• **Task objective**: Using "国家中小学智慧教育平台" as the search string, find the matching lines below and copy them.

• **Given records**:
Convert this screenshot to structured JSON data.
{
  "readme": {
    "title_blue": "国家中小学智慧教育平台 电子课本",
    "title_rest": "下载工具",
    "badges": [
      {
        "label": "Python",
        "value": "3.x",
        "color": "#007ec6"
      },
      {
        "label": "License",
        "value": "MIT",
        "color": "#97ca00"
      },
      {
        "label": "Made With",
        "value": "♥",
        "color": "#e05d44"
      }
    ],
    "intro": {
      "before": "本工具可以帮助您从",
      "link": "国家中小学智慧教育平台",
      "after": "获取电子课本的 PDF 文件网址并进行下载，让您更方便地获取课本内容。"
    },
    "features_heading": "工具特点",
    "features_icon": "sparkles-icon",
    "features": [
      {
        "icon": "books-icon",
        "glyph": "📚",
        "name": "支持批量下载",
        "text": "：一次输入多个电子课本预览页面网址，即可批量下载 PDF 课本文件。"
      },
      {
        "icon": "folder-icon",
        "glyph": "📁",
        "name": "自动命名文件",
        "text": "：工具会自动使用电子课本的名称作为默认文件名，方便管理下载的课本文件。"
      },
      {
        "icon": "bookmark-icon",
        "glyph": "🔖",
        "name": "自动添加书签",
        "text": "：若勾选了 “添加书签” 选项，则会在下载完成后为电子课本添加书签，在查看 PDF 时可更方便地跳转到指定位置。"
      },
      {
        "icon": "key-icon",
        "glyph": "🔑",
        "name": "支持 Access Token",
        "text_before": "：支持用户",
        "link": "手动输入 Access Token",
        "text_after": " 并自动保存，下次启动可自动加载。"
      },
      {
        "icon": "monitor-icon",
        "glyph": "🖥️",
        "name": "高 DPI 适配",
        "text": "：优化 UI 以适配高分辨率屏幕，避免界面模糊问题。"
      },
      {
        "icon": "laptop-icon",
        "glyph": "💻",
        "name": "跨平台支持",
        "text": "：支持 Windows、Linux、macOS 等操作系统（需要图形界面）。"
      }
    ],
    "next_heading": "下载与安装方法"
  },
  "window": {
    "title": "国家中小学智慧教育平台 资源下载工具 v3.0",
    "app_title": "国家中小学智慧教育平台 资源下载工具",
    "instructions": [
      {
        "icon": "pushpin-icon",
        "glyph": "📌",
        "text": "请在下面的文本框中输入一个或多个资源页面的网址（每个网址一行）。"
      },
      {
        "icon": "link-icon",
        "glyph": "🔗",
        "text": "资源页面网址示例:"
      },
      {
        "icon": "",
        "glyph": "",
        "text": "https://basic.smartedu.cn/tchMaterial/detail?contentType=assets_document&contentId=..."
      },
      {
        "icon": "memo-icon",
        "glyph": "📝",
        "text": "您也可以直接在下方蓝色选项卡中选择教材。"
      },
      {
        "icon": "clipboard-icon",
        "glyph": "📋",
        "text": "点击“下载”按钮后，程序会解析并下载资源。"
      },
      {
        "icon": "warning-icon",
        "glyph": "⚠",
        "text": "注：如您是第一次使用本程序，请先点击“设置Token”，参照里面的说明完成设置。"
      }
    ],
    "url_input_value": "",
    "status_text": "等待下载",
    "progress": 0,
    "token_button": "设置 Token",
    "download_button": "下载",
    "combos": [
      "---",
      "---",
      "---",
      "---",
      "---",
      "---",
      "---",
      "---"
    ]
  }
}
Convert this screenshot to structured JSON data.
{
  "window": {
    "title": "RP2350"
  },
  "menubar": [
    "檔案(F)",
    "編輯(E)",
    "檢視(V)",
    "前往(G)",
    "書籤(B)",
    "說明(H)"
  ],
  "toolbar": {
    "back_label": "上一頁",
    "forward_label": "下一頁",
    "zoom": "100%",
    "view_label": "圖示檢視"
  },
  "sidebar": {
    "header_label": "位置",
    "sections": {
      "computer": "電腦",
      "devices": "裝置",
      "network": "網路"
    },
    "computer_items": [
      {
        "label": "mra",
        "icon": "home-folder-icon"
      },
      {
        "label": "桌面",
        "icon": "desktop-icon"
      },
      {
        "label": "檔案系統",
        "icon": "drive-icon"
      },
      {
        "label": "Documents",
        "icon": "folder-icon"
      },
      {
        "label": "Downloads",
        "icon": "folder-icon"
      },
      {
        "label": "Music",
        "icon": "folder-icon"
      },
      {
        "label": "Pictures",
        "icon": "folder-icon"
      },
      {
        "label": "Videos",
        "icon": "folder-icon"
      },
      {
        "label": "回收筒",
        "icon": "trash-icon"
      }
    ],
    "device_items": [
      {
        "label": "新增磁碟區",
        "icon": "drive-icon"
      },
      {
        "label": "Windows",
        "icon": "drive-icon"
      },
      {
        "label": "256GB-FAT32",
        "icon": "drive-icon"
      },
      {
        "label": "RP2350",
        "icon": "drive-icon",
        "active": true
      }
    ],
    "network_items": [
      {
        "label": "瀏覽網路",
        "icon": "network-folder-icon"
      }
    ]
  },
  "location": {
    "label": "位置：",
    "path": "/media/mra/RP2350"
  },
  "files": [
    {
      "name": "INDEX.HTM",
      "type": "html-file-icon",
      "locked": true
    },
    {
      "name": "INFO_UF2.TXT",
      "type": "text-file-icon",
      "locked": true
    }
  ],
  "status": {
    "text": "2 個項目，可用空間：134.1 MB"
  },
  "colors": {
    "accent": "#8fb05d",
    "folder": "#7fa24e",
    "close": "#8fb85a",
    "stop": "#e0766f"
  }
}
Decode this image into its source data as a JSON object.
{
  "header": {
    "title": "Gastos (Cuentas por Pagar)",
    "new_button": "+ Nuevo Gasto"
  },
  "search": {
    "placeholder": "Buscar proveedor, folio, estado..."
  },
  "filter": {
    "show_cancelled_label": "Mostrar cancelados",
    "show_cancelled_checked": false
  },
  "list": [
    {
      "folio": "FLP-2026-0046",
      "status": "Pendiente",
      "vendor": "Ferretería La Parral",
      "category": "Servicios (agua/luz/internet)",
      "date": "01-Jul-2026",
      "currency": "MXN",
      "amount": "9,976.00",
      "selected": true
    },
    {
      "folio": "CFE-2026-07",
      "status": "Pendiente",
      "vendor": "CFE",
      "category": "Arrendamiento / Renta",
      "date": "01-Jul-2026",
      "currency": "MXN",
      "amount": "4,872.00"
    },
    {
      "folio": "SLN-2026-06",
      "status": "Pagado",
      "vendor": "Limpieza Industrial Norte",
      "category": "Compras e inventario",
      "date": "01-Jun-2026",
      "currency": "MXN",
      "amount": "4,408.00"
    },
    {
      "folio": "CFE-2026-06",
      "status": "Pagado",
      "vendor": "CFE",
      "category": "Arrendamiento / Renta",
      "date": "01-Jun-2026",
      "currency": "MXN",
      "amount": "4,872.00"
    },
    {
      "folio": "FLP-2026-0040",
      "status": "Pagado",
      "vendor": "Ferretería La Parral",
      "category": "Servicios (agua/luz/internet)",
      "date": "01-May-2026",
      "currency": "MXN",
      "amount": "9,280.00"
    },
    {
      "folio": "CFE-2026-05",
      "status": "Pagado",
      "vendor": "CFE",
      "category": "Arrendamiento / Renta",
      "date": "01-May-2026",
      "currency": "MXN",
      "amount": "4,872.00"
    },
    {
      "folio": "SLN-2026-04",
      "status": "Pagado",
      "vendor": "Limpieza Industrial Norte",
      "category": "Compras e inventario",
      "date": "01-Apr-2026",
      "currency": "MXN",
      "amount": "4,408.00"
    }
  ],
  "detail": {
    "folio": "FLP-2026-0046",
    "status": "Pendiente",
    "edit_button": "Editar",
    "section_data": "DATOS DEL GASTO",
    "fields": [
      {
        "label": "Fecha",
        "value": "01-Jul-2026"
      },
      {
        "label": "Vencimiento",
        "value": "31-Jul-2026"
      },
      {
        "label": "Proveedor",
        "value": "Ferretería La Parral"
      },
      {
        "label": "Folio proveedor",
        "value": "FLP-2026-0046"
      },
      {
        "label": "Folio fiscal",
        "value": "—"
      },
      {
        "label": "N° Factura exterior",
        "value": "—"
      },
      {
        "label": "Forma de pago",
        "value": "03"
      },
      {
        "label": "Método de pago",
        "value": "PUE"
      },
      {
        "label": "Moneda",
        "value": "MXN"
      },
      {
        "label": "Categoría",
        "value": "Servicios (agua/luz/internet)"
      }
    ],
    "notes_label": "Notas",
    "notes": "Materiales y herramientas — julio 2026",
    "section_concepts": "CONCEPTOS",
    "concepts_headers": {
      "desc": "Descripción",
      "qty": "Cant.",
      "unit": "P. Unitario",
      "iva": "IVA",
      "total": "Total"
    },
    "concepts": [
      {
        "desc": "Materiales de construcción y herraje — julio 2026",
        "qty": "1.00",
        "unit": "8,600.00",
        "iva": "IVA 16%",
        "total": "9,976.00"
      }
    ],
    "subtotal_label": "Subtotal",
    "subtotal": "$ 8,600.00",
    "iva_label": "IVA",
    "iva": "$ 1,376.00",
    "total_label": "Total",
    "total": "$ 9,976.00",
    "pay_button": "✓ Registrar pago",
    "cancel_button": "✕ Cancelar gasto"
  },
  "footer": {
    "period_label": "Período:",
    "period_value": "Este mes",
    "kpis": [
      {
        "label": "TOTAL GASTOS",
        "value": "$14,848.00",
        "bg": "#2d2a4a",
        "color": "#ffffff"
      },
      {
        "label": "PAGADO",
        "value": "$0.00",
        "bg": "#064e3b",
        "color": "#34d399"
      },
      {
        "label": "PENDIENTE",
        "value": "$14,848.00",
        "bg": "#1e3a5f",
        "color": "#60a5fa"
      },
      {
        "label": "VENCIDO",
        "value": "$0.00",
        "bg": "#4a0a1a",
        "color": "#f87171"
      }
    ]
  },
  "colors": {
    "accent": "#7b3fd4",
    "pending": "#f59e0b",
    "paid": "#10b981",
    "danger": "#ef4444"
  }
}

• **Written response**:
    "title_blue": "国家中小学智慧教育平台 电子课本",
      "link": "国家中小学智慧教育平台",
    "title": "国家中小学智慧教育平台 资源下载工具 v3.0",
    "app_title": "国家中小学智慧教育平台 资源下载工具",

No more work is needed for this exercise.